The speaker was really very good; the pomp and circumstance was, as always, regal; the spectacle--all those robed faculty and grads--proud and worthy.
But I've attended more than my share of college commencements, so I won't be faulted for looking around some. Besides, my appointed seat was far, far to the left of the speaker and the college pres. I was in the first row, staring up at the graduates' feet since the grads were on just in front of me, up on the stage.
What I'm saying is, I don't have some kind of foot fetish. This young grad's tattoo was right smack dab in front of my eyes.
The picture isn't the greatest, but that tattoo across the side of her foot reads "Walk By Faith." A dreamy butterfly sits atop a sweet tendril of beneficent ivy. It's quite the creation. She must have been under the needle for a long time.
Commencement means, of course, beginning, and graduations are--the beginnings of a new moment in time for those who are leaving the academic nest.
A Christian college, as this one is, hopes and prays that its grads will be tattooed by their education here, in just about exactly the way this young lady's right foot is, with some statement of faith that feels, like this one, part-promise and part-command.
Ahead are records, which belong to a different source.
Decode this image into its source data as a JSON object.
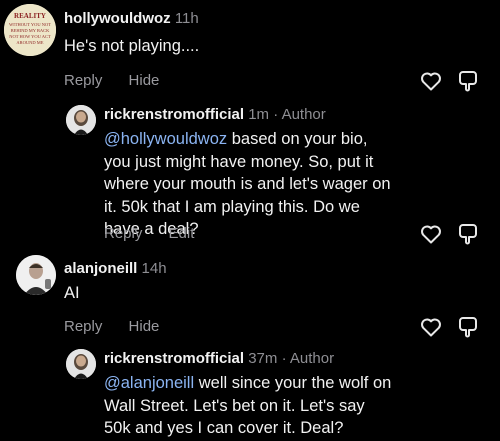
{
  "comments": [
    {
      "username": "hollywouldwoz",
      "time": "11h",
      "text": "He's not playing....",
      "actions": [
        "Reply",
        "Hide"
      ],
      "avatar_text": "REALITY\nWITHOUT YOU NOT\nBEHIND MY BACK\nNOT HOW YOU ACT\nAROUND ME"
    },
    {
      "username": "rickrenstromofficial",
      "time": "1m",
      "badge": "Author",
      "mention": "@hollywouldwoz",
      "text": " based on your bio, you just might have money. So, put it where your mouth is and let's wager on it. 50k that I am playing this. Do we have a deal?",
      "actions": [
        "Reply",
        "Edit"
      ]
    },
    {
      "username": "alanjoneill",
      "time": "14h",
      "text": "AI",
      "actions": [
        "Reply",
        "Hide"
      ]
    },
    {
      "username": "rickrenstromofficial",
      "time": "37m",
      "badge": "Author",
      "mention": "@alanjoneill",
      "text": " well since your the wolf on Wall Street. Let's bet on it. Let's say 50k and yes I can cover it. Deal?"
    }
  ],
  "separator": " · ",
  "colors": {
    "background": "#000000",
    "mention": "#8bb4f2",
    "meta": "#8e8e93"
  },
  "icons": [
    "heart-icon",
    "dislike-icon"
  ]
}
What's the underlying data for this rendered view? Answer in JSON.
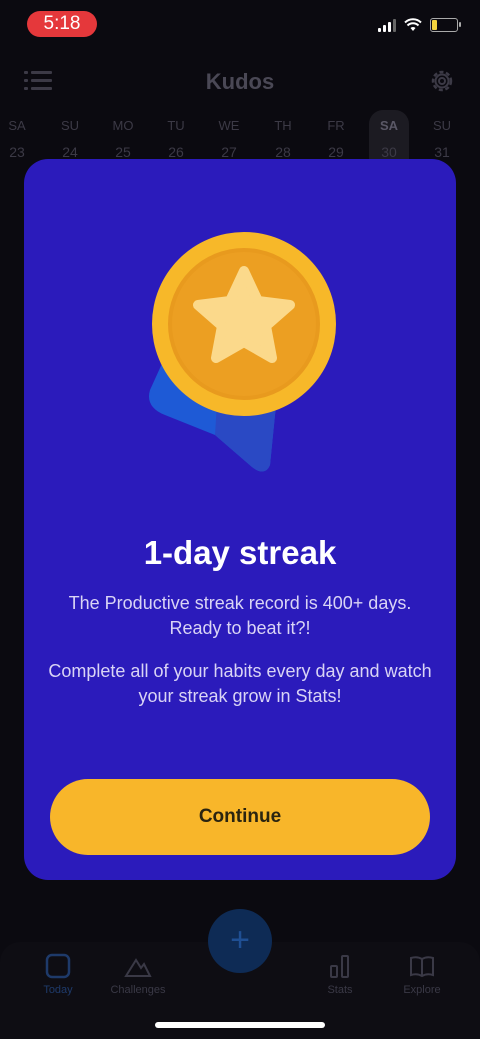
{
  "status_bar": {
    "time": "5:18"
  },
  "header": {
    "title": "Kudos",
    "menu_icon": "menu-list-icon",
    "settings_icon": "gear-icon"
  },
  "calendar": {
    "days": [
      {
        "name": "SA",
        "date": "23"
      },
      {
        "name": "SU",
        "date": "24"
      },
      {
        "name": "MO",
        "date": "25"
      },
      {
        "name": "TU",
        "date": "26"
      },
      {
        "name": "WE",
        "date": "27"
      },
      {
        "name": "TH",
        "date": "28"
      },
      {
        "name": "FR",
        "date": "29"
      },
      {
        "name": "SA",
        "date": "30",
        "active": true
      },
      {
        "name": "SU",
        "date": "31"
      }
    ]
  },
  "modal": {
    "title": "1-day streak",
    "message_1": "The Productive streak record is 400+ days. Ready to beat it?!",
    "message_2": "Complete all of your habits every day and watch your streak grow in Stats!",
    "continue_label": "Continue",
    "medal_icon": "star-medal-icon"
  },
  "tab_bar": {
    "tabs": [
      {
        "label": "Today",
        "icon": "today-icon",
        "active": true
      },
      {
        "label": "Challenges",
        "icon": "mountain-icon"
      },
      {
        "label": "Stats",
        "icon": "bar-chart-icon"
      },
      {
        "label": "Explore",
        "icon": "book-icon"
      }
    ],
    "add_label": "+"
  },
  "colors": {
    "modal_bg": "#2b1bbb",
    "button": "#f8b62a",
    "medal_gold": "#f5b82e",
    "ribbon_blue": "#1e5ad6"
  }
}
This young lady has taken the college's faith mantra--"every square inch"--and brandished it in a way few of her profs, experts in the field, had ever thought of, a rather elegant tattoo that runs the length of her foot.
There it was, right and front of me, like forever almost.
Women have painted their toenails for hundreds of years, but the juxtaposition was somehow enough to make me giggle. "Walk by faith," it promises, but you better keep your toenails pink too, since you never know about things. And what about those fancy, slivery-heeled flip-flops? An oxymoron almost, but a real fashion statement. I bet she took one look at those on the rack, and told herself she couldn't leave the store without 'em.
Those sweet feet drew me back into the old baffling biblical line about "be yet in, but not of," for there's something almost mysteriously compelling about this young lady's bold right foot. Is that tattoo "of the world"? Most certainly is--if and when it's as much an accessory as the well-heeled flip-flops and the flaring toenails. If it's just pretty, it's sinful, saith Elijah, the old man.
But then, Thoreau says, in Walden, that he would rather that people wore tattoos than a half-dozen different shirts. After all, a tattoo is for all time, and a tux--or a graduation gown--isn't. Here's what I thought: give the tattooed girl forty years and her ankles won't be as slim, nor her feet be so tan and darling. Chances are, she'll forget the polish. But there's comfort too in the fact that her tattoo will still be there, fuzzier maybe, but it'll still be there, no matter how frumpy the shoes.
Good for her, I'm thinking.
Then again, that tattoo reminded me of her whole generation, young people immensely spiritual, and immensely drawn to the things of this world--almost as if Christ had never said word about the impossibility of serving two masters. Does she really believe that cute little tattoo is a testimony? Or was it just something she got because she wanted one and she knew her old man wouldn't hit the roof if it saluted something in the Bible. Or whatever.
"Moral therapeutic deism," researchers call it, the sketchy faith of her entire generation. They know faith has something to do with being good, and also it's good for them, like spinach--and at the heart of it is a God, sort of. And now, isn't that all quite worthwhile? That young lady's foot, for just a moment, reminded me of everything that's sour in American evangelicalism; our flirtation with the world sometimes feels like outright fornication. "Sure I'm a Christian--read my t-shirt! See this tattoo I got down here? And I got another one, just as nice, on my tush. John 3:16."
I'm still trying to figure out if that tattoo--"walk by faith"--is the best thing I saw all morning at the college graduation--or the worst?
But I'm not obsessed. I'm too old for that. I've seen way too much. When I was younger, I was vastly more capable of decisions and declarations on the nature of righteousness--"yes" to this, "no" to that. I think I may have been a walking Old Testament.
But I've long ago put away such childish things. I don't care to judge because I've seen grace do things human beings swore couldn't be done. I've taken communion from the hands of murderers--seriously, honestly. I've cried at the rich testimony of good people who, fifty years ago, would have been run out of the church for their own bad choices, stupid choices.
She was cute, this girl--and, when it comes right down to it, so were her feet. Maybe a little silly, too, tattooed like that, but then, aren't we all a little silly sometime or other?
Besides, they say you can get 'em taken off these days, if someday she starts to think it was a stupid thing to do--get a tattoo.
Then again, if it's there for life, all those faculty sitting beneath the grads--they all have reason to be proud.
Here's where I come down--God will have his way with her, just as he does with all of us. Tattooed or not. Barn coats or mink stoles. Shirts or skins. It's his world, and we're his people.
Yesterday, at grad, I just hoped that as she now begins a new life, she's serious. Go ahead and walk by faith. You go, girl.